Originally published in 1818, Mary Shelley’s groundbreaking gothic novel Frankenstein has been a major influence on many works of dystopian science fiction—so much so that many critics argue she invented the genre. Star Trek itself has borrowed from the literary masterpiece—as well as it’s most famous film adaptation—on numerous occasions, from Guinan joking that the eponymous scientist was an old friend in “Evolution” to the crew of the NX-01 bickering over the 1931 movie in “Horizon.”
In this episode of Primitive Culture, host Duncan Barrett is joined by Brandi Jackola for a look at the pervasive influence of Shelley’s novel on the Star Trek universe, from The Original Series through to Picard. We discuss Trek’s various mad scientists—among them the three Soongs, played by Brent Spiner, all of whom owe a major debt to Shelley’s protagonist—as well as look at how the author’s deep empathy for the hideous, ungodly “creature” at the heart of her novel chimes perfectly with Trek’s own approach to humanizing the most alien of antagonists.
From Prometheus to Picard (00:06:45)
“Prototype,” “Drone,” and “Life Support” (00:19:29)
Cheating Death (00:43:00)
Mad Soongs (00:56:37)
Slippery Slopes (01:08:28)
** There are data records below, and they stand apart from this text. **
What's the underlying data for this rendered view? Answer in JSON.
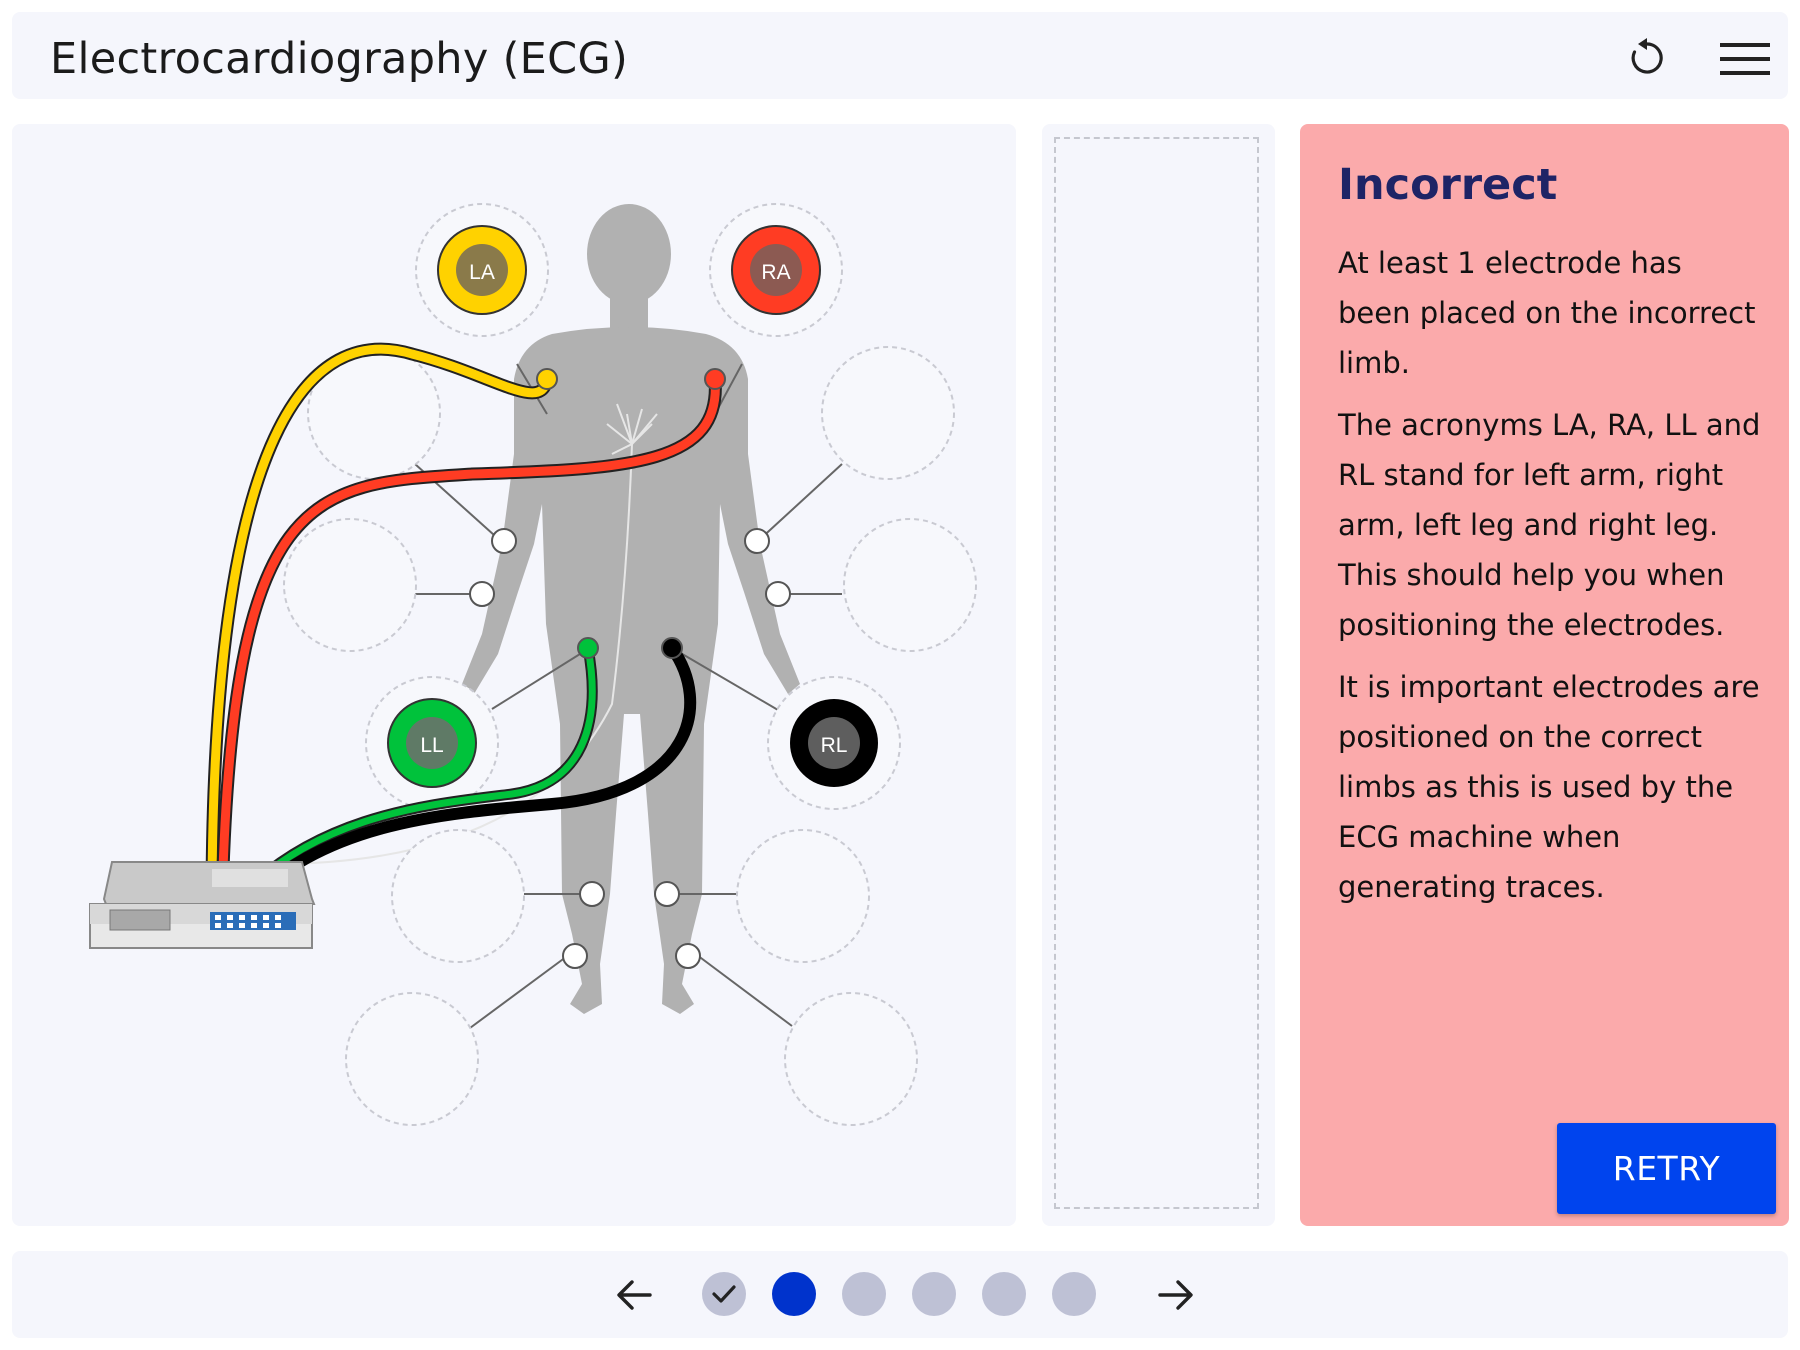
{
  "header": {
    "title": "Electrocardiography (ECG)"
  },
  "electrodes": [
    {
      "label": "LA",
      "color": "#ffd200",
      "cable": "yellow"
    },
    {
      "label": "RA",
      "color": "#ff3c23",
      "cable": "red"
    },
    {
      "label": "LL",
      "color": "#00c23b",
      "cable": "green"
    },
    {
      "label": "RL",
      "color": "#000000",
      "cable": "black"
    }
  ],
  "feedback": {
    "title": "Incorrect",
    "paragraphs": [
      "At least 1 electrode has been placed on the incorrect limb.",
      "The acronyms LA, RA, LL and RL stand for left arm, right arm, left leg and right leg. This should help you when positioning the electrodes.",
      "It is important electrodes are positioned on the correct limbs as this is used by the ECG machine when generating traces."
    ],
    "retry_label": "RETRY",
    "background": "#fbaaab"
  },
  "pagination": {
    "total": 6,
    "current": 2,
    "completed": [
      1
    ]
  },
  "colors": {
    "accent": "#0044ee",
    "dot_active": "#0033cc",
    "dot_inactive": "#bec1d5"
  }
}
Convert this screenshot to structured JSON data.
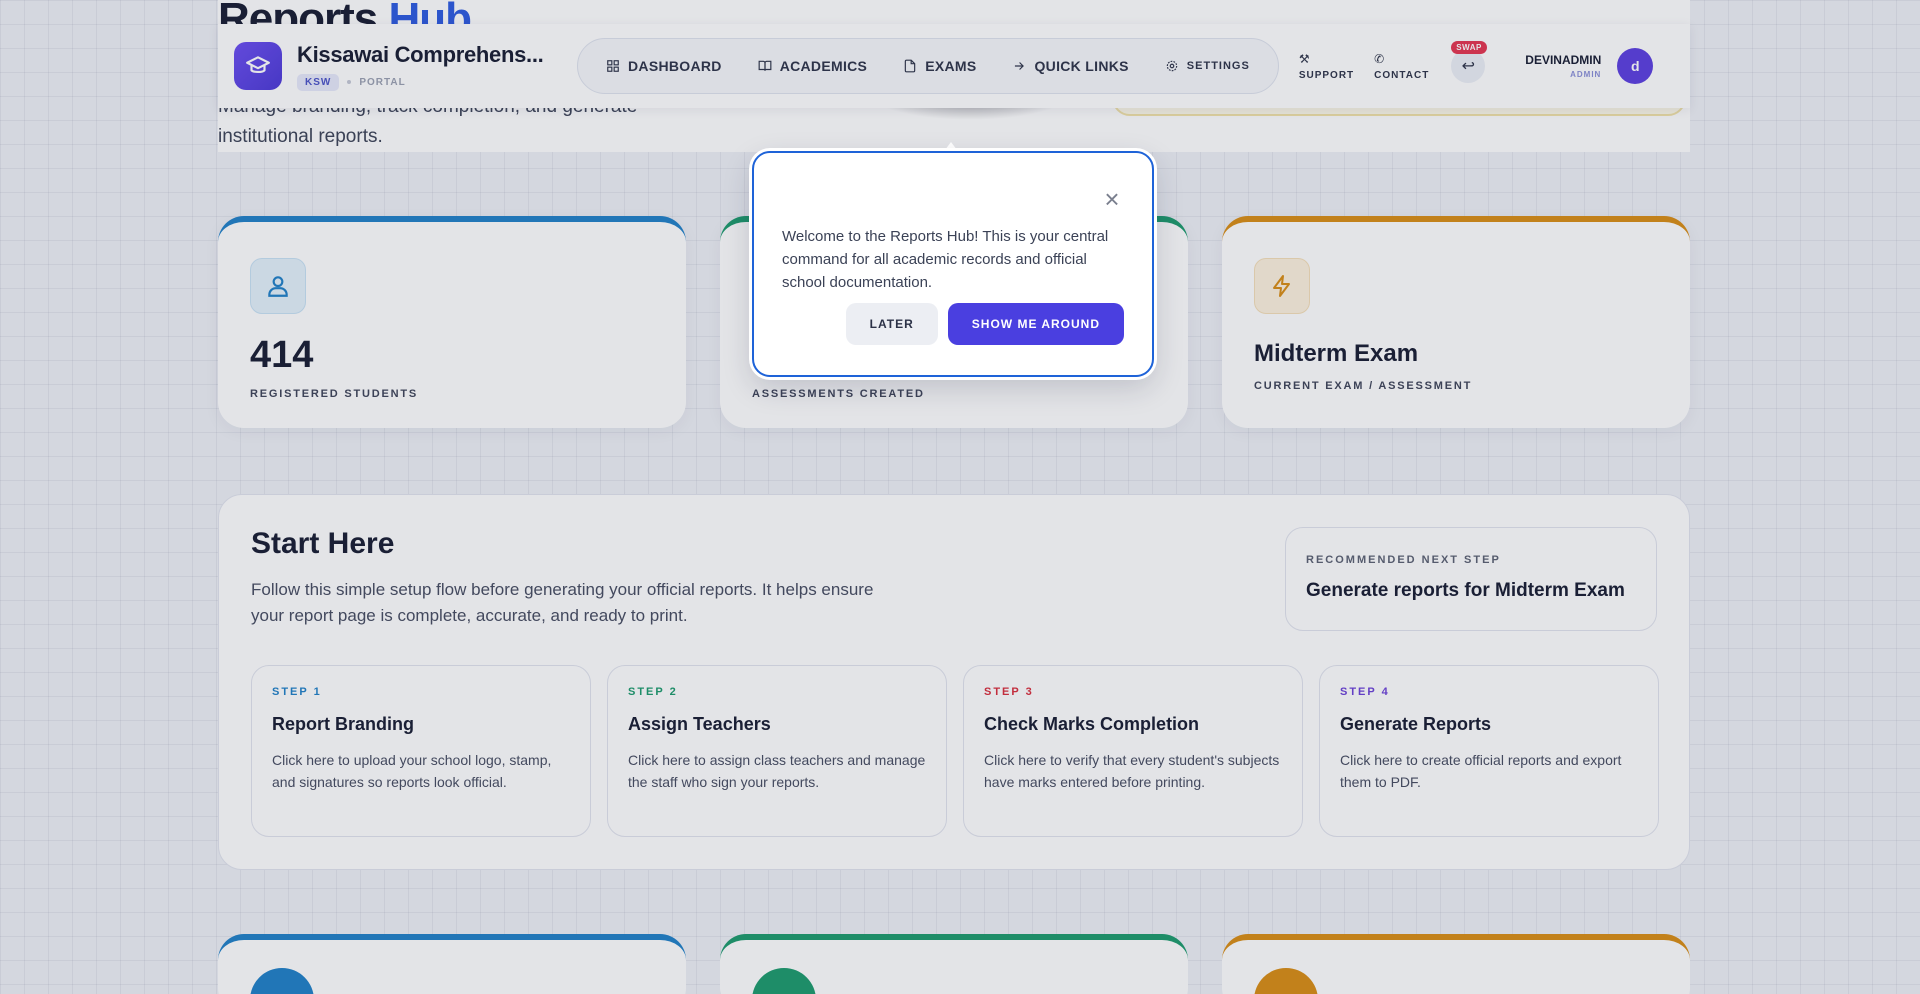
{
  "hero": {
    "title_part1": "Reports",
    "title_part2": "Hub",
    "subtitle": "Manage branding, track completion, and generate institutional reports."
  },
  "header": {
    "school_name": "Kissawai Comprehens...",
    "school_code": "KSW",
    "portal_label": "PORTAL",
    "nav": [
      {
        "label": "DASHBOARD",
        "icon": "grid-icon"
      },
      {
        "label": "ACADEMICS",
        "icon": "book-icon"
      },
      {
        "label": "EXAMS",
        "icon": "file-icon"
      },
      {
        "label": "QUICK LINKS",
        "icon": "arrow-right-icon"
      },
      {
        "label": "SETTINGS",
        "icon": "gear-icon"
      }
    ],
    "support_label": "SUPPORT",
    "contact_label": "CONTACT",
    "swap_badge": "SWAP",
    "user_name": "DEVINADMIN",
    "user_role": "ADMIN",
    "avatar_initial": "d"
  },
  "stats": [
    {
      "value": "414",
      "label": "REGISTERED STUDENTS",
      "color": "#1e7fc7"
    },
    {
      "value": "",
      "label": "ASSESSMENTS CREATED",
      "color": "#1a9a6c"
    },
    {
      "value": "Midterm Exam",
      "label": "CURRENT EXAM / ASSESSMENT",
      "color": "#d98c12"
    }
  ],
  "start_here": {
    "title": "Start Here",
    "description": "Follow this simple setup flow before generating your official reports. It helps ensure your report page is complete, accurate, and ready to print.",
    "recommended_label": "RECOMMENDED NEXT STEP",
    "recommended_value": "Generate reports for Midterm Exam",
    "steps": [
      {
        "num": "STEP 1",
        "title": "Report Branding",
        "desc": "Click here to upload your school logo, stamp, and signatures so reports look official.",
        "color": "#1e7fc7"
      },
      {
        "num": "STEP 2",
        "title": "Assign Teachers",
        "desc": "Click here to assign class teachers and manage the staff who sign your reports.",
        "color": "#1a9a6c"
      },
      {
        "num": "STEP 3",
        "title": "Check Marks Completion",
        "desc": "Click here to verify that every student's subjects have marks entered before printing.",
        "color": "#d92b3a"
      },
      {
        "num": "STEP 4",
        "title": "Generate Reports",
        "desc": "Click here to create official reports and export them to PDF.",
        "color": "#6b3fd8"
      }
    ]
  },
  "popup": {
    "message": "Welcome to the Reports Hub! This is your central command for all academic records and official school documentation.",
    "later_label": "LATER",
    "show_label": "SHOW ME AROUND",
    "close_glyph": "×"
  },
  "colors": {
    "accent": "#4a3fe0",
    "blue": "#1e7fc7",
    "green": "#1a9a6c",
    "amber": "#d98c12"
  }
}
Duncan Barrett (Editor and Producer) C Bryan Jones (Executive Producer) Matthew Rushing (Executive Producer) Tony Black (Associate Producer) Clara Cook (Associate Producer) Norman C. Lao (Associate Producer) Amy Nelson (Associate Producer)